TASK TO COMPLETE: Whenever a line carries the word "一生足迹", pull it out of the entries.

[Records from a dataset]
━━━

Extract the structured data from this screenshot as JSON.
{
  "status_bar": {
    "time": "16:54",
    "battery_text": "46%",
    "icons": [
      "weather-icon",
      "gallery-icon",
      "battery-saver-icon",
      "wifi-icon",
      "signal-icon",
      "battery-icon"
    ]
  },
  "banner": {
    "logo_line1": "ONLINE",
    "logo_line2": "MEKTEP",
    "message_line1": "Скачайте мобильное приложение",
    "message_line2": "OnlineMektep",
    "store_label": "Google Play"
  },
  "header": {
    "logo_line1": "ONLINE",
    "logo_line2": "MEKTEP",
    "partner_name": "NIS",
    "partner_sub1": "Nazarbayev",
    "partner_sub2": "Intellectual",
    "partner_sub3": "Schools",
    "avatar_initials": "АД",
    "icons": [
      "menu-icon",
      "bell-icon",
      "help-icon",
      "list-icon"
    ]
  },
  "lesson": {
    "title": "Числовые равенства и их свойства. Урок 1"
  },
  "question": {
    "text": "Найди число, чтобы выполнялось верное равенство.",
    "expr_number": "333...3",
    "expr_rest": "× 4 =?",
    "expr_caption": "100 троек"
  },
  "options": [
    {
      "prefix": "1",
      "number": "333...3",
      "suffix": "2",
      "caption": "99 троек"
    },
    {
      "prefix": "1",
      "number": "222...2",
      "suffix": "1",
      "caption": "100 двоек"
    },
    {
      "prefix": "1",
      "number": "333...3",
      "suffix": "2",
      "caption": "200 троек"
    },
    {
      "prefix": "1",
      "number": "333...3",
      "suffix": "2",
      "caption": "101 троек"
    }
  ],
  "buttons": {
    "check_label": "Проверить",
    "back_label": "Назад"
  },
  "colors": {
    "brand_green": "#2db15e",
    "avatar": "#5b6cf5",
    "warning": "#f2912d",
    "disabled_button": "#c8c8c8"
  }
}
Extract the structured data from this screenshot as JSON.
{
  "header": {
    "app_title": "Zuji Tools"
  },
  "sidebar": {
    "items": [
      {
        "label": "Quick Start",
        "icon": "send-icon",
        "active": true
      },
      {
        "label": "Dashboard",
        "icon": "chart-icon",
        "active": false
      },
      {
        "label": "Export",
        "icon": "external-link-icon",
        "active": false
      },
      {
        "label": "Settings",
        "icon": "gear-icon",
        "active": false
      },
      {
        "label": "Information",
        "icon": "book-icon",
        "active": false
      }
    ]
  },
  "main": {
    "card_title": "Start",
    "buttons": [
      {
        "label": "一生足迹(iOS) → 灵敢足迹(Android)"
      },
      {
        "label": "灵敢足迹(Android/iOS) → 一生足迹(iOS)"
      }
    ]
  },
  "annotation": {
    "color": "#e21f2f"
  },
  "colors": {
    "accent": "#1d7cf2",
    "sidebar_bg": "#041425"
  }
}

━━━

FINISHED TASK:
        "label": "一生足迹(iOS) → 灵敢足迹(Android)"
        "label": "灵敢足迹(Android/iOS) → 一生足迹(iOS)"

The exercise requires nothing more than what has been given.